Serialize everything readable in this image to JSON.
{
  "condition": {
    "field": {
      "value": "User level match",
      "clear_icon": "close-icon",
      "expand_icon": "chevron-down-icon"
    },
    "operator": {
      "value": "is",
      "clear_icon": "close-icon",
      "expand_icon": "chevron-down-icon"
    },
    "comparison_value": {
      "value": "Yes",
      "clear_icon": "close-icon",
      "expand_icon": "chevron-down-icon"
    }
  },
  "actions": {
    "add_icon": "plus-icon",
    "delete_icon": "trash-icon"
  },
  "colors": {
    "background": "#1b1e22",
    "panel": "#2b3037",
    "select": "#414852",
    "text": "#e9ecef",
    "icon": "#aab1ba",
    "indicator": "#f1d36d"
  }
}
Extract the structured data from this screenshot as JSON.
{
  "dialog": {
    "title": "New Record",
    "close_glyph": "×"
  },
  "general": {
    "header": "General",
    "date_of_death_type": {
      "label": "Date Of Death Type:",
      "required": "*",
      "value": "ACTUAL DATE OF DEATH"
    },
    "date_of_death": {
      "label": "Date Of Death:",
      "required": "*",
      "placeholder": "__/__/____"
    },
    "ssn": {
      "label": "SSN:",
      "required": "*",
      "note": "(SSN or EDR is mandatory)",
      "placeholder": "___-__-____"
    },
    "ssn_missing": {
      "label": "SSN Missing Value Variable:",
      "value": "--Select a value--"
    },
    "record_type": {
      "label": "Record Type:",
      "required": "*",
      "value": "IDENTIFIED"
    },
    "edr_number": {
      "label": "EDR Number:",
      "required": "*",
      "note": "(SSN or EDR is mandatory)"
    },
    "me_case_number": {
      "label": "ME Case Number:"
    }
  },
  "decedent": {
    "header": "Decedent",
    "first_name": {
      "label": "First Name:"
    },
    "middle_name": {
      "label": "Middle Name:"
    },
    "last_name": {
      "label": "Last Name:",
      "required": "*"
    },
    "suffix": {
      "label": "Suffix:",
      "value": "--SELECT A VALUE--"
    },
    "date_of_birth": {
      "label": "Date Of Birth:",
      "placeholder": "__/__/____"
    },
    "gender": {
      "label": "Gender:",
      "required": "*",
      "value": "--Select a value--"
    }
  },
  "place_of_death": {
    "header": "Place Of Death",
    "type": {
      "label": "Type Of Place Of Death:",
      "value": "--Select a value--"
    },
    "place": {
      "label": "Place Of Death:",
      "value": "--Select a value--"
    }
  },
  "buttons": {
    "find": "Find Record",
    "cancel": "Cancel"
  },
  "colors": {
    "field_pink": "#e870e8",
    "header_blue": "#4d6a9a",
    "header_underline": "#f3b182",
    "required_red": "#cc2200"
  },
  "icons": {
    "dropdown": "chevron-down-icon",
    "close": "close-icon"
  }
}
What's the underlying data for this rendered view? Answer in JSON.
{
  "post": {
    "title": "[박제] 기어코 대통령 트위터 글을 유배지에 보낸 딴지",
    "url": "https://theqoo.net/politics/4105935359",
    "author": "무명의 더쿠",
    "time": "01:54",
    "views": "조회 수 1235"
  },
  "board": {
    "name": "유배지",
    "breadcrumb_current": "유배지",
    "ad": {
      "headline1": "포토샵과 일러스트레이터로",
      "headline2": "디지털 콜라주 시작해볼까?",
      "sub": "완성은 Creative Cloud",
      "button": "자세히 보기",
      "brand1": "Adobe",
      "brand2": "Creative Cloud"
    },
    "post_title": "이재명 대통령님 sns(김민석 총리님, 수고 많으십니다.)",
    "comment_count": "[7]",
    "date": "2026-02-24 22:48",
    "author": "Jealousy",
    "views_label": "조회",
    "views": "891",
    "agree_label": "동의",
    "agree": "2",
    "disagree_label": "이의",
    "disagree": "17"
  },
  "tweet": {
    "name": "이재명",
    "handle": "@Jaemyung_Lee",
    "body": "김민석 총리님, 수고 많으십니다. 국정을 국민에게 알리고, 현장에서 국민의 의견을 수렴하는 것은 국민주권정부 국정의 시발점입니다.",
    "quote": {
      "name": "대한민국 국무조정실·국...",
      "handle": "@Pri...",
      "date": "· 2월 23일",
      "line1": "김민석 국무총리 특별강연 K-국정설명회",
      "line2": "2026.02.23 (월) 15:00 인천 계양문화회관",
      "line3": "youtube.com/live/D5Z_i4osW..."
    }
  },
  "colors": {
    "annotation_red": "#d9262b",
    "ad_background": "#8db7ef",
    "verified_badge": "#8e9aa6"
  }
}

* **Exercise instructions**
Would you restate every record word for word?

* **Task output**
Serialize everything readable in this image to JSON.
{
  "condition": {
    "field": {
      "value": "User level match",
      "clear_icon": "close-icon",
      "expand_icon": "chevron-down-icon"
    },
    "operator": {
      "value": "is",
      "clear_icon": "close-icon",
      "expand_icon": "chevron-down-icon"
    },
    "comparison_value": {
      "value": "Yes",
      "clear_icon": "close-icon",
      "expand_icon": "chevron-down-icon"
    }
  },
  "actions": {
    "add_icon": "plus-icon",
    "delete_icon": "trash-icon"
  },
  "colors": {
    "background": "#1b1e22",
    "panel": "#2b3037",
    "select": "#414852",
    "text": "#e9ecef",
    "icon": "#aab1ba",
    "indicator": "#f1d36d"
  }
}
Extract the structured data from this screenshot as JSON.
{
  "dialog": {
    "title": "New Record",
    "close_glyph": "×"
  },
  "general": {
    "header": "General",
    "date_of_death_type": {
      "label": "Date Of Death Type:",
      "required": "*",
      "value": "ACTUAL DATE OF DEATH"
    },
    "date_of_death": {
      "label": "Date Of Death:",
      "required": "*",
      "placeholder": "__/__/____"
    },
    "ssn": {
      "label": "SSN:",
      "required": "*",
      "note": "(SSN or EDR is mandatory)",
      "placeholder": "___-__-____"
    },
    "ssn_missing": {
      "label": "SSN Missing Value Variable:",
      "value": "--Select a value--"
    },
    "record_type": {
      "label": "Record Type:",
      "required": "*",
      "value": "IDENTIFIED"
    },
    "edr_number": {
      "label": "EDR Number:",
      "required": "*",
      "note": "(SSN or EDR is mandatory)"
    },
    "me_case_number": {
      "label": "ME Case Number:"
    }
  },
  "decedent": {
    "header": "Decedent",
    "first_name": {
      "label": "First Name:"
    },
    "middle_name": {
      "label": "Middle Name:"
    },
    "last_name": {
      "label": "Last Name:",
      "required": "*"
    },
    "suffix": {
      "label": "Suffix:",
      "value": "--SELECT A VALUE--"
    },
    "date_of_birth": {
      "label": "Date Of Birth:",
      "placeholder": "__/__/____"
    },
    "gender": {
      "label": "Gender:",
      "required": "*",
      "value": "--Select a value--"
    }
  },
  "place_of_death": {
    "header": "Place Of Death",
    "type": {
      "label": "Type Of Place Of Death:",
      "value": "--Select a value--"
    },
    "place": {
      "label": "Place Of Death:",
      "value": "--Select a value--"
    }
  },
  "buttons": {
    "find": "Find Record",
    "cancel": "Cancel"
  },
  "colors": {
    "field_pink": "#e870e8",
    "header_blue": "#4d6a9a",
    "header_underline": "#f3b182",
    "required_red": "#cc2200"
  },
  "icons": {
    "dropdown": "chevron-down-icon",
    "close": "close-icon"
  }
}
What's the underlying data for this rendered view? Answer in JSON.
{
  "post": {
    "title": "[박제] 기어코 대통령 트위터 글을 유배지에 보낸 딴지",
    "url": "https://theqoo.net/politics/4105935359",
    "author": "무명의 더쿠",
    "time": "01:54",
    "views": "조회 수 1235"
  },
  "board": {
    "name": "유배지",
    "breadcrumb_current": "유배지",
    "ad": {
      "headline1": "포토샵과 일러스트레이터로",
      "headline2": "디지털 콜라주 시작해볼까?",
      "sub": "완성은 Creative Cloud",
      "button": "자세히 보기",
      "brand1": "Adobe",
      "brand2": "Creative Cloud"
    },
    "post_title": "이재명 대통령님 sns(김민석 총리님, 수고 많으십니다.)",
    "comment_count": "[7]",
    "date": "2026-02-24 22:48",
    "author": "Jealousy",
    "views_label": "조회",
    "views": "891",
    "agree_label": "동의",
    "agree": "2",
    "disagree_label": "이의",
    "disagree": "17"
  },
  "tweet": {
    "name": "이재명",
    "handle": "@Jaemyung_Lee",
    "body": "김민석 총리님, 수고 많으십니다. 국정을 국민에게 알리고, 현장에서 국민의 의견을 수렴하는 것은 국민주권정부 국정의 시발점입니다.",
    "quote": {
      "name": "대한민국 국무조정실·국...",
      "handle": "@Pri...",
      "date": "· 2월 23일",
      "line1": "김민석 국무총리 특별강연 K-국정설명회",
      "line2": "2026.02.23 (월) 15:00 인천 계양문화회관",
      "line3": "youtube.com/live/D5Z_i4osW..."
    }
  },
  "colors": {
    "annotation_red": "#d9262b",
    "ad_background": "#8db7ef",
    "verified_badge": "#8e9aa6"
  }
}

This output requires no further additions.